Spreading the love of board games one meeple at a time
You know that saying ‘three’s a crowd’? Well, it’s not true when it comes to board games.
Sure, there are a few good 2 player games out there, but not nearly as many as 3-5 player games. 2 player games often become repetitive, and usually don’t have the same complexity as games that require more players.
Sometimes games say they’re 2-5 players, but the 2 player version is different, and often not as good, as the 3+ player versions. Justin often says that games should say that they’re 3-5 players with a 2 player version included, if the rules change for the 2 player version.
The main problem we’re having with our 2 player games, is the lack of player diversity. At home, we have different people over to play board games, all with different personalities and ways of playing. Don’t get me wrong, I love playing games with Justin, but on day 63 of our trip, in the only two games that we brought with us, he’s becoming predictable.
So where do the robots come in? Well, not to sound too much like a product of my generation, but my iPhone came to the rescue.
Recently, we purchased the Caylus iPhone game from the app store. For five dollars we were able to buy a version of a game we had wanted to play, and wouldn’t have been able to bring with us on our trip.
Caylus is known for it’s complexity, but learning to play it on the iPhone was easy. After reading the rules, we played a test game and the tutorial helped us figure out what to do. It was very convenient to have a robot (okay, computer), tell us where we could and couldn’t place our workers, and to deal with the turn order, round end and scoring. After a few games we feel confident we could play it ourselves, but it was nice to have some guidance while we learned the game.
Caylus is one of those games with a 2 player version. While it doesn’t differ much from the 3+ player version, it is much more fun to play with the element of the third (or more) player. The computer player has a different strategy than Justin or I, and adds that next level of complexity. We can even play with the maximum number of players, which changes our own strategies and the way we play.
A downside to playing a game on the iPhone is that it’s not so forgiving when you make a mistake. At one point Justin and I realized we had been placing the wrong workers (oops!). There was no way to go back and correct the mistake. We just had to consider that a lost round. Also, the game plays a bit slower as it’s hard to think about your next turn when you can’t see the game board, because it’s in the other player’s hands. Downsides included, Caylus has become our go-to train day game. Ticket to Ride is an amazingly fun game, but we really needed some variety.
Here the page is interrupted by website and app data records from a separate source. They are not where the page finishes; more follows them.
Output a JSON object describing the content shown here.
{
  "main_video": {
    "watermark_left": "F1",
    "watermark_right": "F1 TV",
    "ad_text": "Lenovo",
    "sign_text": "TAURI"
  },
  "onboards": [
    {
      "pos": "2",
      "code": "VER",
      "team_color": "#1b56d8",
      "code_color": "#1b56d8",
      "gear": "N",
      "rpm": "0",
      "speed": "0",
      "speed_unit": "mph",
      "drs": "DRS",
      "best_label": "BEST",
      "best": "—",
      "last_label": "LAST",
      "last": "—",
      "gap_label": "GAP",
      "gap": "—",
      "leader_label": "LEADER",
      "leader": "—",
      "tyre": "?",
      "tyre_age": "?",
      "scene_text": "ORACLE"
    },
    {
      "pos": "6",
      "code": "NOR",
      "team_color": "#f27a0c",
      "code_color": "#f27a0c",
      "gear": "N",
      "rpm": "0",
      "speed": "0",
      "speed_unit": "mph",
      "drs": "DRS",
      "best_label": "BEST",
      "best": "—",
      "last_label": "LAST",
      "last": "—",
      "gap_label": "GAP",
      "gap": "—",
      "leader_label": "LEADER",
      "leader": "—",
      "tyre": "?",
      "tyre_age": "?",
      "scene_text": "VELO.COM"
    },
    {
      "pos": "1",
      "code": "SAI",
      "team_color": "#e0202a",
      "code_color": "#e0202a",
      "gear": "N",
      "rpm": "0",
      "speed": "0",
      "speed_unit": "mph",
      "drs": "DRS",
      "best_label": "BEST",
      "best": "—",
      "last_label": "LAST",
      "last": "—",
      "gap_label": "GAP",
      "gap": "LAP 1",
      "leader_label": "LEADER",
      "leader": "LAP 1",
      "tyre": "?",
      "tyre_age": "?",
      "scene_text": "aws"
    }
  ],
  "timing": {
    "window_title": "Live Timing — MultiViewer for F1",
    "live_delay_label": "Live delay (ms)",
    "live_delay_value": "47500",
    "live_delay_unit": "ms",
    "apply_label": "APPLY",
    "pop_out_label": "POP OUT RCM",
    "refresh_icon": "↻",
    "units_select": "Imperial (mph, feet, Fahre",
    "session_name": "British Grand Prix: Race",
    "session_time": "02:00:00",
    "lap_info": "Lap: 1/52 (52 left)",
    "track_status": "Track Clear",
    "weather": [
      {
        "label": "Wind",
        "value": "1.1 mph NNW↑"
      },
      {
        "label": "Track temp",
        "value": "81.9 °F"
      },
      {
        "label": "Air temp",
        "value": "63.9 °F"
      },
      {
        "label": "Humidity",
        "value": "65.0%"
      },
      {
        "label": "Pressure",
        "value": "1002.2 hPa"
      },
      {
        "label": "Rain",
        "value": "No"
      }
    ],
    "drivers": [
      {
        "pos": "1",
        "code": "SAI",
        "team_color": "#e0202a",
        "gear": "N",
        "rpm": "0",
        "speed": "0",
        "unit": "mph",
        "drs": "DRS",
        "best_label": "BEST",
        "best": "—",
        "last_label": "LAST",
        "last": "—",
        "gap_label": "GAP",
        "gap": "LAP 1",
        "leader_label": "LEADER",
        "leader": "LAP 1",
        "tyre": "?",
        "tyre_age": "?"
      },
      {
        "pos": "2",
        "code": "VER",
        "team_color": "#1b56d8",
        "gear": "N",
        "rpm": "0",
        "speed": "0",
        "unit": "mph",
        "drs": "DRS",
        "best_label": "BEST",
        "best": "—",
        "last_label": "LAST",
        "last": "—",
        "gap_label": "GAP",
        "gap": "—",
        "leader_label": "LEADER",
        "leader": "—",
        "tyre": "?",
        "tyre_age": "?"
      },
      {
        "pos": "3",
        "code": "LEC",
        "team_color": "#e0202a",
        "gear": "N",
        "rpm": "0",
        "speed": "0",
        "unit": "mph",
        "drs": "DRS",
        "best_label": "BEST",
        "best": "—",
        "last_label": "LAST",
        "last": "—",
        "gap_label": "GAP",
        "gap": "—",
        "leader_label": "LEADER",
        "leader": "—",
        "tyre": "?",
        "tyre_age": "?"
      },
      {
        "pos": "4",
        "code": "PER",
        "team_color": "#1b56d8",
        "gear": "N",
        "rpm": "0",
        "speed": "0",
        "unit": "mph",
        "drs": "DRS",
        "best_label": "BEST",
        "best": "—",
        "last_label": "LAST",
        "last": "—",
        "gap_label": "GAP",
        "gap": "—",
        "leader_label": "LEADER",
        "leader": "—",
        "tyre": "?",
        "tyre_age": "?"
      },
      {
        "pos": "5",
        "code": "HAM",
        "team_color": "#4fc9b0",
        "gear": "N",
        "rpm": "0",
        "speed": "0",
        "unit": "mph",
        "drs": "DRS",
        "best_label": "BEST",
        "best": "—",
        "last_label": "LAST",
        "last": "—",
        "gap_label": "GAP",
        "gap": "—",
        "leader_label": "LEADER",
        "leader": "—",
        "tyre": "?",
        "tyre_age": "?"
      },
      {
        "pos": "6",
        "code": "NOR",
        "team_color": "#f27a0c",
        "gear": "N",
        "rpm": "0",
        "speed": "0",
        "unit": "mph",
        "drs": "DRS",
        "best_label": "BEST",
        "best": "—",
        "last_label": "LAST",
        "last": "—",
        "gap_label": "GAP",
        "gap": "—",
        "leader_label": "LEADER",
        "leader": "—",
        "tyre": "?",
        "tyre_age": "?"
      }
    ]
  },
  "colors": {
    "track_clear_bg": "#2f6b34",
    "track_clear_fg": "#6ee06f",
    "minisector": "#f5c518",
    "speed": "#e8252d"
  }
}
So while my iPhone games aren’t strictly robots, they are a great way to play games while travelling. And really, it’s much more compact than building our own robot to travel with us.